Chesapeake Energy (NYSE:CHK) stock has been making all sorts of headlines over the past week. Unfortunately, for CHK stock investors, it’s been uniformly bad news. Bankruptcy attorneys, going concern warnings, record-breaking losses, and more. the energy company’s situation is clearly dire.
Yet, even now, Chesapeake shares still trade hands for more than $9 each, and the company has a market capitalization of more than $93 million. For an apparent dead company walking, a lot of folks haven’t given up yet.
But don’t get your hopes up. There’s no reason to expect Chesapeake to be able to stay in business past this summer, when it has significant debt coming due. Some speculators have latched onto hopes that something, such as the recent rally in natural gas prices, could save Chesapeake. But, by all accounts, the situation is too far gone to be salvaged at this point.
Not Like Other Natural Gas Stocks
I know there’s been some excitement around Chesapeake because the broader natural gas space has been surging. The demand for oil has collapsed, causing various side effects. For example, many shale producers are starting to curtail production. This, in turn, lowers the supply of natural gas, as shale oil rigs stop producing associated gas as well when they are turned off.
Also, since natural gas is used more for electricity than transportation, demand has held up far better than for gasoline, jet fuel and other refined oil products. Long story short, natural gas prices are on the rise as traders factor in this information. Shares of distressed natural gas producers are up big. Antero Resources (NYSE:AR) and Range Resources (NYSE:RRC) have quintupled and quadrupled off their recent lows, respectively.
Some traders are thinking Chesapeake might enjoy similar fortune. But it simply won’t be. For one, Chesapeake has much more exposure to the price of oil than those firms, so the switch in momentum from oil to natural gas is much less beneficial. Secondly, while those firms are distressed, they don’t have debt due immediately, and their overall debt loads are much smaller. The struggling natural gas companies still have a plausible path to survival. Chesapeake does not. Thus, don’t buy CHK stock anticipating the same sort of squeeze, as it isn’t likely to happen.
Beyond Awful Earnings
If you want proof of Chesapeake’s uniquely bad operating position, just look at their last earnings report. The company somehow managed to generate EPS of -$852.97. That’s not a misprint, Chesapeake managed to generate a loss of dozens of times its share price in a single quarter. By comparison, the company only lost $6 per share in the same period last year. The huge loss was largely a result of the company writing down $8 billion of oil and gas assets due to the fall in prices.
Beyond the outlandish headline loss, more bad news ensued. The company gave official notice that it is in danger of no longer being a going concern. Companies state that when there is substantial doubt about whether they have enough funds to meet their short-term obligations.
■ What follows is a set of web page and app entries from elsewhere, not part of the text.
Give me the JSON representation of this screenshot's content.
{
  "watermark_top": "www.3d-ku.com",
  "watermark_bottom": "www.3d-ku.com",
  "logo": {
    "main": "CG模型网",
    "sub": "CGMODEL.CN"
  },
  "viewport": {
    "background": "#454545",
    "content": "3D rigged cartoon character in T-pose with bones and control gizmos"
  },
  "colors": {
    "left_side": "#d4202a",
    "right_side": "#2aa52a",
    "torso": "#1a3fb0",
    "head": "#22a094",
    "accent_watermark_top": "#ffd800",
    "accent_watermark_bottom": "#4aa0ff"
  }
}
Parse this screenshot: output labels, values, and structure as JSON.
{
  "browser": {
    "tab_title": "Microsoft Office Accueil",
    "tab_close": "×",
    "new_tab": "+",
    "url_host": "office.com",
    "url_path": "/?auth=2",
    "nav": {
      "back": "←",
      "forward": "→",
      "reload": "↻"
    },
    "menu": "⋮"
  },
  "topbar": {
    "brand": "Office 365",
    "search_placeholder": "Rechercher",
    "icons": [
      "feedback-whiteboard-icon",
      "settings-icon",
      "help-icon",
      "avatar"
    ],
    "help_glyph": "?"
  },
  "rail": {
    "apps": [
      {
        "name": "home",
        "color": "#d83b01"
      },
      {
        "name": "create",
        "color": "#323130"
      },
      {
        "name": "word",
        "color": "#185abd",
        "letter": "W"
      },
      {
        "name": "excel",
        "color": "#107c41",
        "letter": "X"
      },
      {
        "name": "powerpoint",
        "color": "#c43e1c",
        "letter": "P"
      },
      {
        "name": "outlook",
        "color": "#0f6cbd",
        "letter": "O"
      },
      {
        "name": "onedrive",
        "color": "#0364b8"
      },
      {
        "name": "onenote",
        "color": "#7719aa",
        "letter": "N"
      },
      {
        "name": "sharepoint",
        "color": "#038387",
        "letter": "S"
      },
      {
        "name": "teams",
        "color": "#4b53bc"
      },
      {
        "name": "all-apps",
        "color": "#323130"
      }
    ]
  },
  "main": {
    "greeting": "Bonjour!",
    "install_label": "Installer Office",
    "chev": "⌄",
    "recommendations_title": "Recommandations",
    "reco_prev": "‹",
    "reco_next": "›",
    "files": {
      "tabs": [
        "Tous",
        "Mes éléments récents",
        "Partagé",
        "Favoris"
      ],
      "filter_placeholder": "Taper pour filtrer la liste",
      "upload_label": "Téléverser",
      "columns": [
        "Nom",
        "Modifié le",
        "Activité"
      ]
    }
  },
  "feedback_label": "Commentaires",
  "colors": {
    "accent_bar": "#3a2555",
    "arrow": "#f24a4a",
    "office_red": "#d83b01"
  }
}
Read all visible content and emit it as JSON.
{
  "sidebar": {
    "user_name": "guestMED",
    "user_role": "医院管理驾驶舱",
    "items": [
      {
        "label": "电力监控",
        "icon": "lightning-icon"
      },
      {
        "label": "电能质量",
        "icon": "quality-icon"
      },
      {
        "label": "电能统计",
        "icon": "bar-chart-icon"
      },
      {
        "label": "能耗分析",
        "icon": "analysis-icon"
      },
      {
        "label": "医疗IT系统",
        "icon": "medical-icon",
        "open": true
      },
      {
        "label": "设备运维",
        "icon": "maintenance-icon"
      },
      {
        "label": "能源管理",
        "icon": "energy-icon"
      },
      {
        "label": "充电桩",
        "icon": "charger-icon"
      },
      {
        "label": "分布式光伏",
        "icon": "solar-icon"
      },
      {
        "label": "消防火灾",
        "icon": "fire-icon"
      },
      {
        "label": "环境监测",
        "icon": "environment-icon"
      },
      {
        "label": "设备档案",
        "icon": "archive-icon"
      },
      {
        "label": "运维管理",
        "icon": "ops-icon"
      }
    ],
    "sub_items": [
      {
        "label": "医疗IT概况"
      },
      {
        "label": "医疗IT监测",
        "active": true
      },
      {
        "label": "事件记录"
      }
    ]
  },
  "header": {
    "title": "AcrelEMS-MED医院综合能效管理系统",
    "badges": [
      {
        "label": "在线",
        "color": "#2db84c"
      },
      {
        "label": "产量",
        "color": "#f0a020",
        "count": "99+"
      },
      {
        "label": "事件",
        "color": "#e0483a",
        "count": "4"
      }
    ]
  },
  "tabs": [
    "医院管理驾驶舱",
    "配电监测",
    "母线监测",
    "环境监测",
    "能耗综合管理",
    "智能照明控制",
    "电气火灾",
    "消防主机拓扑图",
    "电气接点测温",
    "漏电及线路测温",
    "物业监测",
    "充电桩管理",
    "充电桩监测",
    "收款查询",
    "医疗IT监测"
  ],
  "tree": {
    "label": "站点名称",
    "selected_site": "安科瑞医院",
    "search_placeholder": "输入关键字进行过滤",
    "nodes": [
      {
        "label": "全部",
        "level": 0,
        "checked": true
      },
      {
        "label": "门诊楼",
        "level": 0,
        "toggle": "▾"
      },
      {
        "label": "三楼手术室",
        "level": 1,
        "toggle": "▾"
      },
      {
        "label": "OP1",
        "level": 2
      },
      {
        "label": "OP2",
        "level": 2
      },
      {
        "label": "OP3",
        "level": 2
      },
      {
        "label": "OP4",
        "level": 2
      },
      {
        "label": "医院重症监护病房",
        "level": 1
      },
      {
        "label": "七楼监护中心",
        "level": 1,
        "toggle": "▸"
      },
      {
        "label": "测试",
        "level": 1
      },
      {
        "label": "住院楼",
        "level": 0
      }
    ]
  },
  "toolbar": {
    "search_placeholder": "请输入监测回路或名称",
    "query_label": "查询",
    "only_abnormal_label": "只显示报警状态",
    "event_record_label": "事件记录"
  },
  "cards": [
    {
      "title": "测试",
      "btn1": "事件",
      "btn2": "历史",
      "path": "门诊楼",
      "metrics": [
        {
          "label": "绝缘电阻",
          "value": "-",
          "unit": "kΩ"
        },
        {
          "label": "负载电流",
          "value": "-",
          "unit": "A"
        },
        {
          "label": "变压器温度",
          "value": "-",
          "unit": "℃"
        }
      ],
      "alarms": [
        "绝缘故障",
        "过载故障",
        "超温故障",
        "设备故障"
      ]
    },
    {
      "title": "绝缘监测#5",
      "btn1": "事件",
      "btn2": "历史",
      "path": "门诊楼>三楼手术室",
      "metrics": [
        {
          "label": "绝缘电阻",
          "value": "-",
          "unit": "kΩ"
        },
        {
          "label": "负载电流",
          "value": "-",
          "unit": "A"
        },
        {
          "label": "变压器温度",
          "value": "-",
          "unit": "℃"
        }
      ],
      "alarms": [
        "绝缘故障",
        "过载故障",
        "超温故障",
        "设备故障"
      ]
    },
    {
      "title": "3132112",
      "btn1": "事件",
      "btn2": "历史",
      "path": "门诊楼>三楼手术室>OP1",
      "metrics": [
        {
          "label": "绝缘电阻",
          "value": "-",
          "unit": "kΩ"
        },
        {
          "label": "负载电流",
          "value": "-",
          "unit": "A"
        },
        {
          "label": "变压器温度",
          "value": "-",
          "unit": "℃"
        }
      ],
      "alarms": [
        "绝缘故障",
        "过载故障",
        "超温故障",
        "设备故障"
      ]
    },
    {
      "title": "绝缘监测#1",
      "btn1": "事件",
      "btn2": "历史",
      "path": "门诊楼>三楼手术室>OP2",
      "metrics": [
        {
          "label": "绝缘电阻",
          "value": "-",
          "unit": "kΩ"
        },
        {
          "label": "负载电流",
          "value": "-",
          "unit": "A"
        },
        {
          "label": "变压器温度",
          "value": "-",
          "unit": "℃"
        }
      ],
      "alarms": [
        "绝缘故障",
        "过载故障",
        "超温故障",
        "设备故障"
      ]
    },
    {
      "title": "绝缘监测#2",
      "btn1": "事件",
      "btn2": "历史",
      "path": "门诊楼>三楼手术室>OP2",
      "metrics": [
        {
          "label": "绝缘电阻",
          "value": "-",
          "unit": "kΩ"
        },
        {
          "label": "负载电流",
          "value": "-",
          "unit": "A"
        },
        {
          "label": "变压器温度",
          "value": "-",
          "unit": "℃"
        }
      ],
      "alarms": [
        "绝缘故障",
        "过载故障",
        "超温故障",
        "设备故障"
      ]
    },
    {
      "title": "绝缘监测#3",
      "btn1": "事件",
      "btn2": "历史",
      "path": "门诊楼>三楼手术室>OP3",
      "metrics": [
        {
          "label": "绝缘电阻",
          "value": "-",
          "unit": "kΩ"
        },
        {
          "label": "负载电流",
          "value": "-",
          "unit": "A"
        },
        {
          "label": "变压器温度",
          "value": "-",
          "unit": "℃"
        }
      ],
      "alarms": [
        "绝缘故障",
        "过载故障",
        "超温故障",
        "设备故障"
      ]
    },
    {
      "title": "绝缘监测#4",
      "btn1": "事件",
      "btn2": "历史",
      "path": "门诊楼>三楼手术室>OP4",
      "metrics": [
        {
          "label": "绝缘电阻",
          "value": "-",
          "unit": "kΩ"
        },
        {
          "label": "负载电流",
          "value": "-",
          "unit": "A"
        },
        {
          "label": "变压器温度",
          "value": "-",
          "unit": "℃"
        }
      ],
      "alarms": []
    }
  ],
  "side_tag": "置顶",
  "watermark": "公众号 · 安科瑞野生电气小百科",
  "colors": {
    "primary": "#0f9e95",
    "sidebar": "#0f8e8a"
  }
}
To that end, The Wall Street Journal reported that Chesapeake, along with Franklin Resources (NYSE:BEN), which owns a large stake in the energy firm, have hired lawyers to prepare potential paperwork for a bankruptcy filing. The writing is on the wall here.
CHK Stock Verdict
There’s virtually no way Chesapeake could have more red flags right now. The company’s last earnings report was bad almost to the point of comedy. In addition to the jaw-dropping loss, management’s also told you that the company may stop being a going concern in the near future. The credit ratings agencies agree with that opinion. As does the bond market. Chesapeake’s bonds are selling for pennies on the dollar.
All signs point to Chesapeake using the bankruptcy process to wipe away its debt and get a fresh start. There’s no reason to fight the obvious here.
Charles Sizemore put it well recently when he said “Don’t Even Think About Buying The Dip” in Chesapeake’s shares. He concluded that the best possibility for Chesapeake was a managed restructuring where equity-holders would get some small piece of a reorganized company. And that was before Chesapeake dropped their abysmal earnings report on the market a few days ago — the prospects of recovery have dimmed even further as a result.
Yes, I know the stock is down dramatically. A lot of short sellers are involved. It could squeeze in the very short term. But Chesapeake is overwhelmingly likely to end up at $0, and to do so in the near-future. Owning it for any reason at all is to tempt disaster. Just stay away.
Ian Bezek has written more than 1,000 articles for InvestorPlace.com and Seeking Alpha. He also worked as a junior analyst for Kerrisdale Capital, a $300 million New York City-based hedge fund. You can reach him on Twitter at @irbezek. At the time of this writing, he held no positions in any of the aforementioned securities.